Buy 'Hands' - my new recording with Dave Binney, Tom Rainey, and Chris Guilfoyle!

Thursday, August 5, 2010

Don't Give Up the Day Job!

In the previous post on Denny Zeitlin, I questioned whether anyone apart from Denny had ever really scaled the jazz heights as a player despite not pursuing the music full time. I've just remembered another exceptional part-time player - Franco Ambrosetti. The Swiss Flugelhorn player, (whose family business has made him very rich and for whom he still works), may not be in the same compositional/conceptual league as Zeitlin, but as a player he's truly world class. Here he is burning out on 'Sidewinder' from 2001, and in some very heavy company too...................


  1. You forgot a few others, Andrew:

    John Coltrane was an accountant during the time he recorded everything from A Love Supreme onward. In fact (and this is a little known gem) he did Duke Ellington's taxes right after he finished accounting school, while they were recording their album together.

    Charles Mingus -- and I can't believe you missed this one -- was a bicycle mechanic in Portland, Oregon, during his entire musical career. In fact, "Orange Was The Color Of Her Dress, Then Blue Silk" is actually a mnemonic device for remembering gear ratios.

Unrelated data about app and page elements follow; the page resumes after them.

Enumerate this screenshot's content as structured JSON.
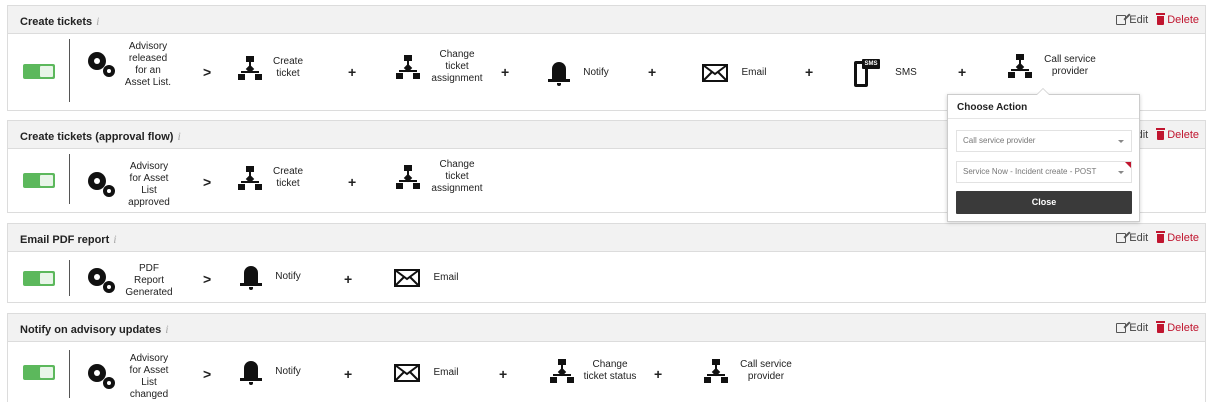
{
  "actions": {
    "edit": "Edit",
    "delete": "Delete"
  },
  "info": "i",
  "symbols": {
    "then": ">",
    "and": "+"
  },
  "rules": [
    {
      "title": "Create tickets",
      "trigger": "Advisory released for an Asset List.",
      "steps": [
        "Create ticket",
        "Change ticket assignment",
        "Notify",
        "Email",
        "SMS",
        "Call service provider"
      ],
      "enabled": true
    },
    {
      "title": "Create tickets (approval flow)",
      "trigger": "Advisory for Asset List approved",
      "steps": [
        "Create ticket",
        "Change ticket assignment"
      ],
      "enabled": true
    },
    {
      "title": "Email PDF report",
      "trigger": "PDF Report Generated",
      "steps": [
        "Notify",
        "Email"
      ],
      "enabled": true
    },
    {
      "title": "Notify on advisory updates",
      "trigger": "Advisory for Asset List changed",
      "steps": [
        "Notify",
        "Email",
        "Change ticket status",
        "Call service provider"
      ],
      "enabled": true
    }
  ],
  "popover": {
    "title": "Choose Action",
    "action_select": "Call service provider",
    "endpoint_select": "Service Now - Incident create - POST",
    "close_label": "Close"
  },
  "colors": {
    "toggle_on": "#5cb85c",
    "delete": "#c0152f",
    "close_button": "#3a3a3a"
  }
}
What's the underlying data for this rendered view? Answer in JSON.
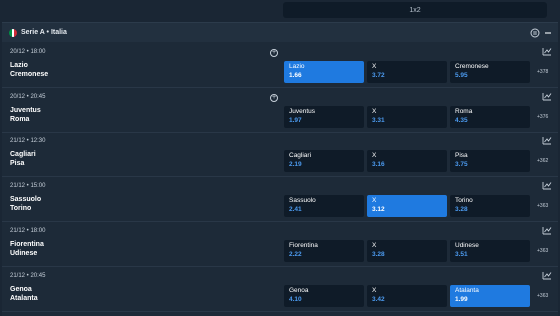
{
  "market_select": {
    "label": "1x2"
  },
  "league": {
    "name": "Serie A • Italia",
    "flag_colors": [
      "#009246",
      "#ffffff",
      "#ce2b37"
    ]
  },
  "colors": {
    "selected": "#1f7ae0",
    "odds_value": "#4c9bf0"
  },
  "matches": [
    {
      "time": "20/12 • 18:00",
      "home": "Lazio",
      "away": "Cremonese",
      "has_add": true,
      "odds": [
        {
          "label": "Lazio",
          "value": "1.66",
          "selected": true
        },
        {
          "label": "X",
          "value": "3.72",
          "selected": false
        },
        {
          "label": "Cremonese",
          "value": "5.95",
          "selected": false
        }
      ],
      "more": "+378"
    },
    {
      "time": "20/12 • 20:45",
      "home": "Juventus",
      "away": "Roma",
      "has_add": true,
      "odds": [
        {
          "label": "Juventus",
          "value": "1.97",
          "selected": false
        },
        {
          "label": "X",
          "value": "3.31",
          "selected": false
        },
        {
          "label": "Roma",
          "value": "4.35",
          "selected": false
        }
      ],
      "more": "+376"
    },
    {
      "time": "21/12 • 12:30",
      "home": "Cagliari",
      "away": "Pisa",
      "has_add": false,
      "odds": [
        {
          "label": "Cagliari",
          "value": "2.19",
          "selected": false
        },
        {
          "label": "X",
          "value": "3.16",
          "selected": false
        },
        {
          "label": "Pisa",
          "value": "3.75",
          "selected": false
        }
      ],
      "more": "+362"
    },
    {
      "time": "21/12 • 15:00",
      "home": "Sassuolo",
      "away": "Torino",
      "has_add": false,
      "odds": [
        {
          "label": "Sassuolo",
          "value": "2.41",
          "selected": false
        },
        {
          "label": "X",
          "value": "3.12",
          "selected": true
        },
        {
          "label": "Torino",
          "value": "3.28",
          "selected": false
        }
      ],
      "more": "+363"
    },
    {
      "time": "21/12 • 18:00",
      "home": "Fiorentina",
      "away": "Udinese",
      "has_add": false,
      "odds": [
        {
          "label": "Fiorentina",
          "value": "2.22",
          "selected": false
        },
        {
          "label": "X",
          "value": "3.28",
          "selected": false
        },
        {
          "label": "Udinese",
          "value": "3.51",
          "selected": false
        }
      ],
      "more": "+363"
    },
    {
      "time": "21/12 • 20:45",
      "home": "Genoa",
      "away": "Atalanta",
      "has_add": false,
      "odds": [
        {
          "label": "Genoa",
          "value": "4.10",
          "selected": false
        },
        {
          "label": "X",
          "value": "3.42",
          "selected": false
        },
        {
          "label": "Atalanta",
          "value": "1.99",
          "selected": true
        }
      ],
      "more": "+363"
    }
  ]
}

    By this point, everyone knows Dave Brubeck was the brains behind Kentucky Fried Chicken, although few people know that's Desmond in a false beard as Colonel Sanders.

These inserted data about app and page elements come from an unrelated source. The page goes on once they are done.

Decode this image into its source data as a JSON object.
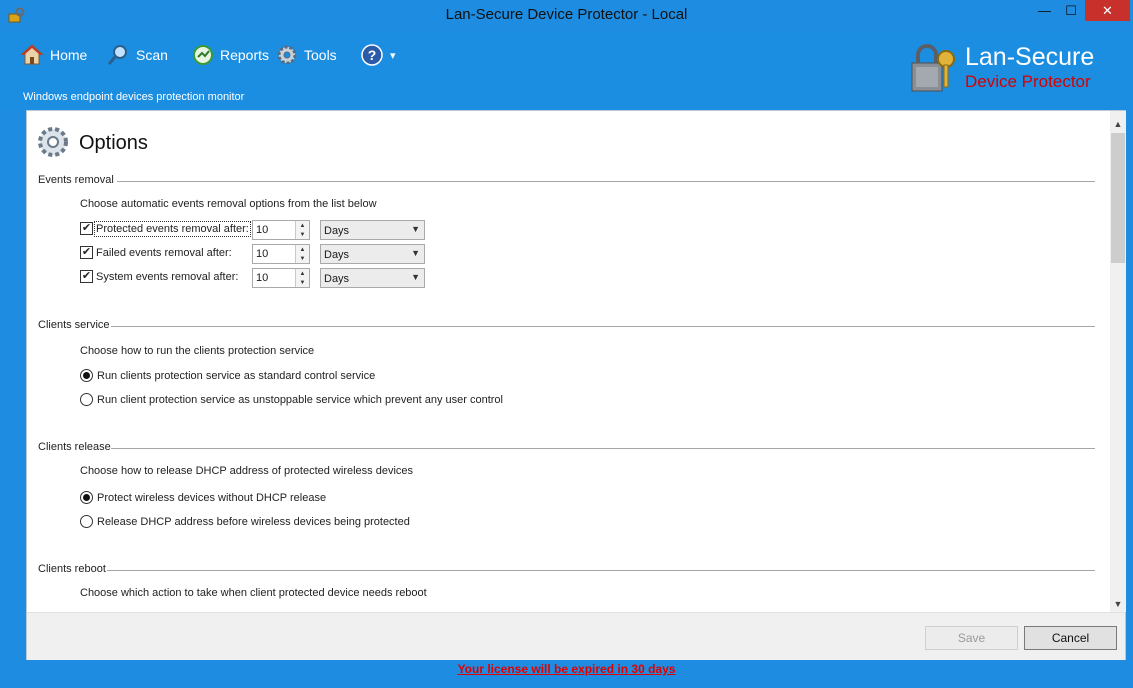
{
  "window": {
    "title": "Lan-Secure Device Protector - Local",
    "minimize": "—",
    "maximize": "☐",
    "close": "✕"
  },
  "toolbar": {
    "home": "Home",
    "scan": "Scan",
    "reports": "Reports",
    "tools": "Tools",
    "help_caret": "▾",
    "subtitle": "Windows endpoint devices protection monitor"
  },
  "brand": {
    "title": "Lan-Secure",
    "subtitle": "Device Protector"
  },
  "page": {
    "title": "Options"
  },
  "sections": {
    "events_removal": {
      "label": "Events removal",
      "description": "Choose automatic events removal options from the list below",
      "rows": [
        {
          "label": "Protected events removal after:",
          "checked": true,
          "value": "10",
          "unit": "Days"
        },
        {
          "label": "Failed events removal after:",
          "checked": true,
          "value": "10",
          "unit": "Days"
        },
        {
          "label": "System events removal after:",
          "checked": true,
          "value": "10",
          "unit": "Days"
        }
      ]
    },
    "clients_service": {
      "label": "Clients service",
      "description": "Choose how to run the clients protection service",
      "options": [
        {
          "label": "Run clients protection service as standard control service",
          "selected": true
        },
        {
          "label": "Run client protection service as unstoppable service which prevent any user control",
          "selected": false
        }
      ]
    },
    "clients_release": {
      "label": "Clients release",
      "description": "Choose how to release DHCP address of protected wireless devices",
      "options": [
        {
          "label": "Protect wireless devices without DHCP release",
          "selected": true
        },
        {
          "label": "Release DHCP address before wireless devices being protected",
          "selected": false
        }
      ]
    },
    "clients_reboot": {
      "label": "Clients reboot",
      "description": "Choose which action to take when client protected device needs reboot"
    }
  },
  "buttons": {
    "save": "Save",
    "cancel": "Cancel"
  },
  "scrollbar": {
    "up": "▲",
    "down": "▼"
  },
  "status": {
    "license": "Your license will be expired in 30 days"
  },
  "colors": {
    "accent": "#1e8ce0",
    "brand_red": "#d40000",
    "license_red": "#e00000"
  },
  "icons": {
    "app": "key-lock-icon",
    "home": "house-icon",
    "scan": "magnifier-icon",
    "reports": "refresh-chart-icon",
    "tools": "gear-icon",
    "help": "question-icon",
    "options": "gear-icon"
  }
}
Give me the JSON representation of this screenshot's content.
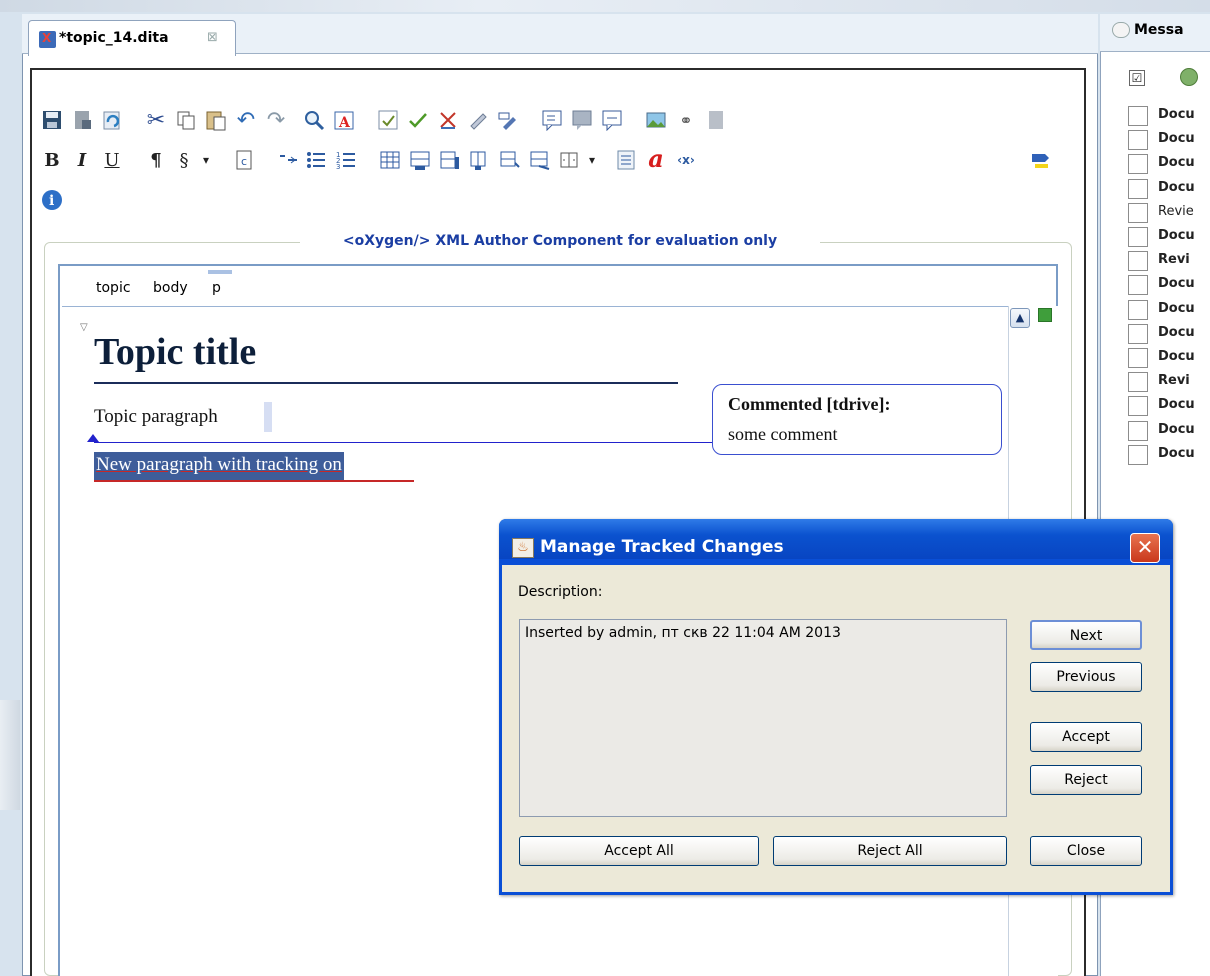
{
  "editor": {
    "tab_title": "*topic_14.dita",
    "tab_close": "⊠",
    "watermark": "<oXygen/> XML Author Component for evaluation only",
    "breadcrumb": [
      "topic",
      "body",
      "p"
    ]
  },
  "toolbar": {
    "bold": "B",
    "italic": "I",
    "underline": "U",
    "pilcrow": "¶",
    "section": "§",
    "dropdown": "▾",
    "info": "i",
    "icons": [
      "save-icon",
      "save-as-icon",
      "revert-icon",
      "cut-icon",
      "copy-icon",
      "paste-icon",
      "undo-icon",
      "redo-icon",
      "find-icon",
      "insert-image-icon",
      "track-changes-icon",
      "accept-change-icon",
      "reject-change-icon",
      "comment-change-icon",
      "manage-changes-icon",
      "add-comment-icon",
      "edit-comment-icon",
      "remove-comment-icon",
      "image-icon",
      "link-icon",
      "document-icon"
    ]
  },
  "document": {
    "title": "Topic title",
    "paragraph1": "Topic paragraph",
    "paragraph2": "New paragraph with tracking on",
    "comment_author": "Commented [tdrive]:",
    "comment_text": "some comment"
  },
  "side_panel": {
    "title": "Messa",
    "header_check": "☑",
    "rows": [
      {
        "label": "Docu",
        "bold": true
      },
      {
        "label": "Docu",
        "bold": true
      },
      {
        "label": "Docu",
        "bold": true
      },
      {
        "label": "Docu",
        "bold": true
      },
      {
        "label": "Revie",
        "bold": false
      },
      {
        "label": "Docu",
        "bold": true
      },
      {
        "label": "Revi",
        "bold": true
      },
      {
        "label": "Docu",
        "bold": true
      },
      {
        "label": "Docu",
        "bold": true
      },
      {
        "label": "Docu",
        "bold": true
      },
      {
        "label": "Docu",
        "bold": true
      },
      {
        "label": "Revi",
        "bold": true
      },
      {
        "label": "Docu",
        "bold": true
      },
      {
        "label": "Docu",
        "bold": true
      },
      {
        "label": "Docu",
        "bold": true
      }
    ]
  },
  "dialog": {
    "title": "Manage Tracked Changes",
    "close": "✕",
    "description_label": "Description:",
    "description_text": "Inserted by admin, пт скв 22 11:04 AM 2013",
    "buttons": {
      "next": "Next",
      "previous": "Previous",
      "accept": "Accept",
      "reject": "Reject",
      "accept_all": "Accept All",
      "reject_all": "Reject All",
      "close": "Close"
    }
  }
}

    Historically yours,


  2. I seem to remember that Eddie Henderson was a practising doctor (or was it psychiatry?) until late 1980's and although nowhere as near famous there's Art Themen who was an orthopaedic surgeon and I can think of other 'lesser' known players (ex: Jacques Pelzer) who worked and played also.

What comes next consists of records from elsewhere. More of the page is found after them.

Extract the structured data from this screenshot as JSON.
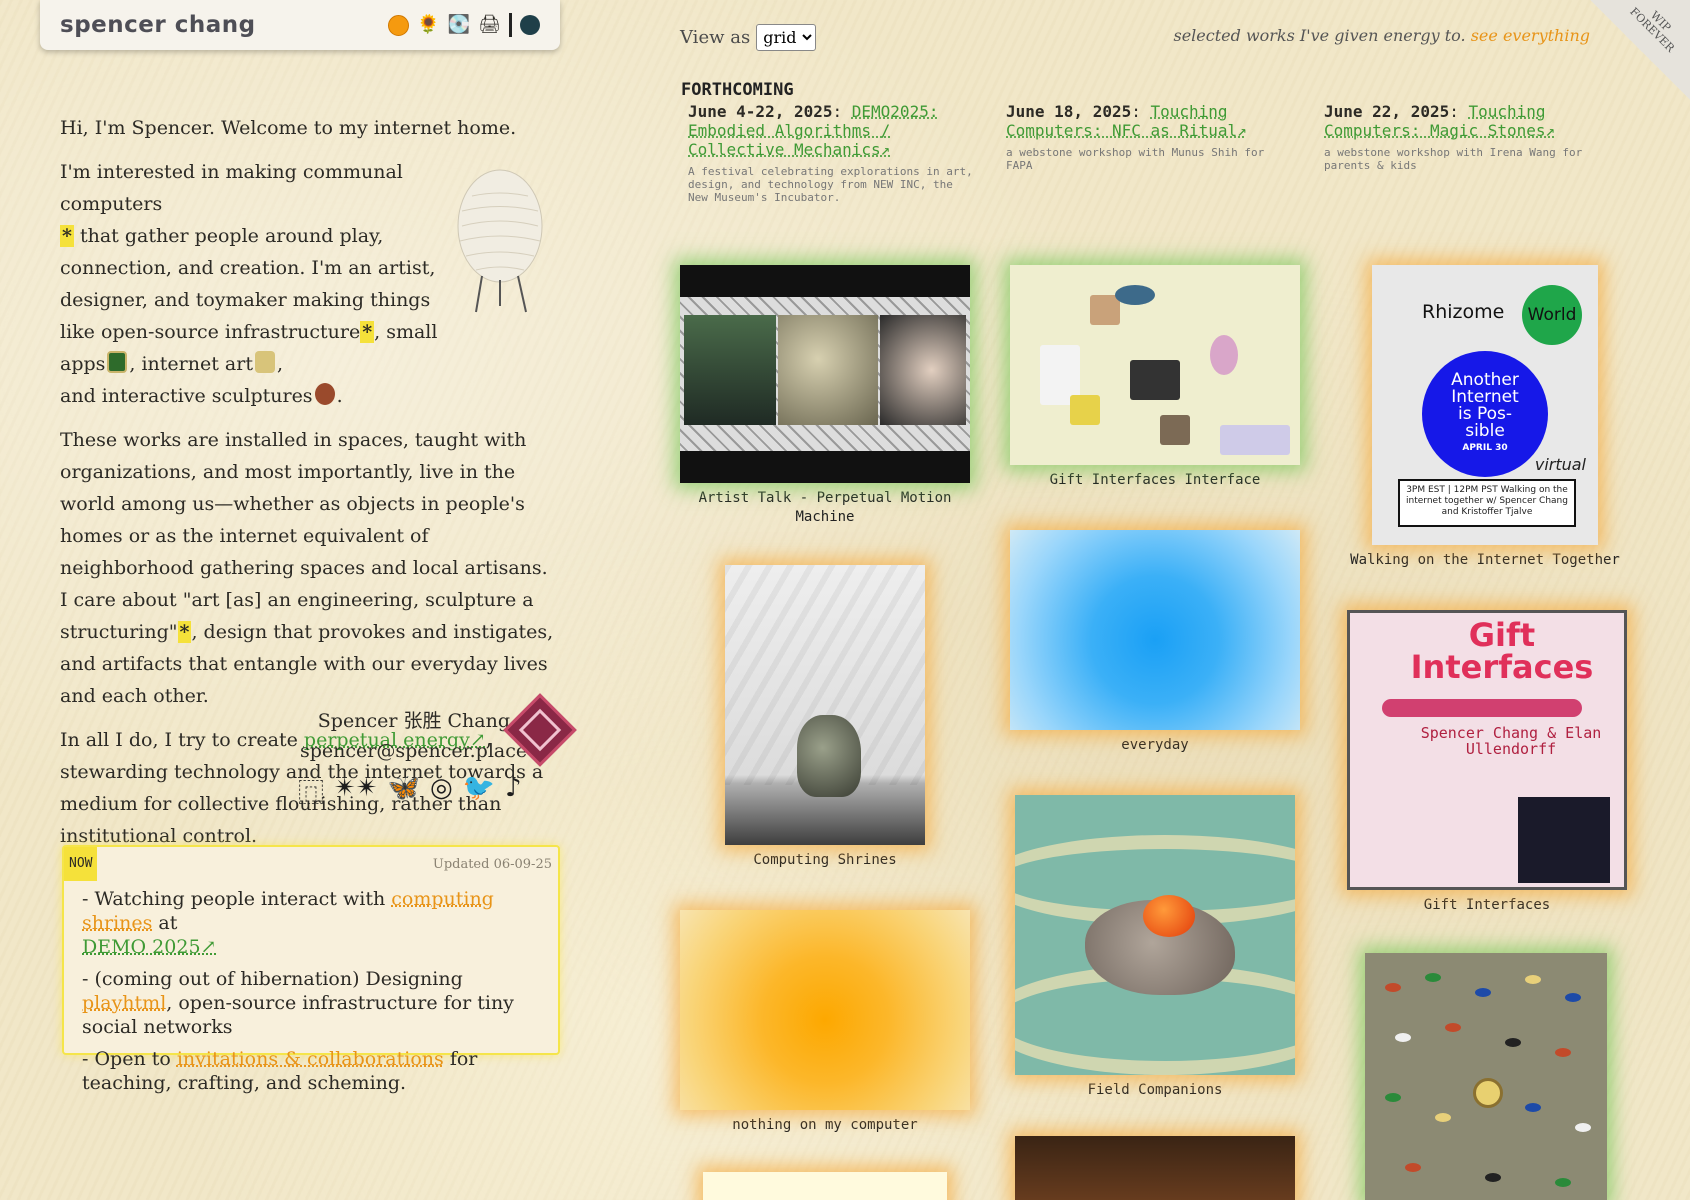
{
  "header": {
    "site_title": "spencer chang",
    "icons": [
      "orange-dot-icon",
      "sunflower-icon",
      "cd-icon",
      "printer-icon",
      "dark-dot-icon"
    ]
  },
  "intro": {
    "p1": "Hi, I'm Spencer. Welcome to my internet home.",
    "p2": {
      "a": "I'm interested in making communal computers",
      "star": "*",
      "b": " that gather people around play, connection, and creation. I'm an artist, designer, and toymaker making things like open-source infrastructure",
      "c": ", small apps",
      "d": ", internet art",
      "e": ",",
      "f": "and interactive sculptures",
      "g": "."
    },
    "p3": {
      "a": "These works are installed in spaces, taught with organizations, and most importantly, live in the world among us—whether as objects in people's homes or as the internet equivalent of neighborhood gathering spaces and local artisans. I care about \"art [as] an engineering, sculpture a structuring\"",
      "b": ", design that provokes and instigates, and artifacts that entangle with our everyday lives and each other."
    },
    "p4": {
      "a": "In all I do, I try to create ",
      "link": "perpetual energy↗",
      "b": ", stewarding technology and the internet towards a medium for collective flourishing, rather than institutional control."
    }
  },
  "signature": {
    "name": "Spencer 张胜 Chang",
    "email": "spencer@spencer.place",
    "socials": [
      "⿵",
      "✴✴",
      "🦋",
      "◎",
      "🐦",
      "♪"
    ]
  },
  "now": {
    "tag": "NOW",
    "updated": "Updated 06-09-25",
    "items": [
      {
        "a": "- Watching people interact with ",
        "link": "computing shrines",
        "b": " at ",
        "link2": "DEMO 2025↗"
      },
      {
        "a": "- (coming out of hibernation) Designing ",
        "link": "playhtml",
        "b": ", open-source infrastructure for tiny social networks"
      },
      {
        "a": "- Open to ",
        "link": "invitations & collaborations",
        "b": " for teaching, crafting, and scheming."
      }
    ]
  },
  "view": {
    "label": "View as",
    "selected": "grid"
  },
  "tagline": {
    "text": "selected works I've given energy to. ",
    "link": "see everything"
  },
  "corner": "WIP FOREVER",
  "forthcoming": {
    "title": "FORTHCOMING",
    "items": [
      {
        "date": "June 4-22, 2025",
        "sep": ": ",
        "link": "DEMO2025: Embodied Algorithms / Collective Mechanics↗",
        "desc": "A festival celebrating explorations in art, design, and technology from NEW INC, the New Museum's Incubator."
      },
      {
        "date": "June 18, 2025",
        "sep": ": ",
        "link": "Touching Computers: NFC as Ritual↗",
        "desc": "a webstone workshop with Munus Shih for FAPA"
      },
      {
        "date": "June 22, 2025",
        "sep": ": ",
        "link": "Touching Computers: Magic Stones↗",
        "desc": "a webstone workshop with Irena Wang for parents & kids"
      }
    ]
  },
  "works": {
    "talk": "Artist Talk - Perpetual Motion Machine",
    "gift_interface": "Gift Interfaces Interface",
    "walking": "Walking on the Internet Together",
    "shrines": "Computing Shrines",
    "everyday": "everyday",
    "gift_interfaces": "Gift Interfaces",
    "field": "Field Companions",
    "nothing": "nothing on my computer"
  },
  "rhizome_poster": {
    "brand": "Rhizome",
    "world": "World",
    "line1": "Another",
    "line2": "Internet",
    "line3": "is Pos-",
    "line4": "sible",
    "date": "APRIL 30",
    "virtual": "virtual",
    "box": "3PM EST | 12PM PST\nWalking on the internet together w/ Spencer Chang and Kristoffer Tjalve"
  },
  "gift_poster": {
    "title": "Gift Interfaces",
    "names": "Spencer Chang & Elan Ullendorff"
  },
  "colors": {
    "accent_green": "#3f9a35",
    "accent_orange": "#e89418",
    "highlight_yellow": "#f5e13a"
  }
}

    If you're not just talking about jazz then Charles Ives (Insurance) would fit into the list?

  3. Why don't jazz teachers ever mention things like that? John Coltrane an accountant?
    I guess that there are people who are so exceptionally gifted that their interests concentrate on doing just one thing, people who must play jazz, to develop it and carry on with its tradition. But for the hundreds of musicians who are inspired too if not as, let's just say, historically relevant, I sincerely hope it's considered necessary to do something else. I would fear an emptiness if all I'd do was play the piano.

  4. Beautiful playing by all hands there! Franco has a very interesting musical lexicon - the very eclecticism of it is quite attractive to me. He has an open mind to what's happening today and the desire to experience it on the bandstand.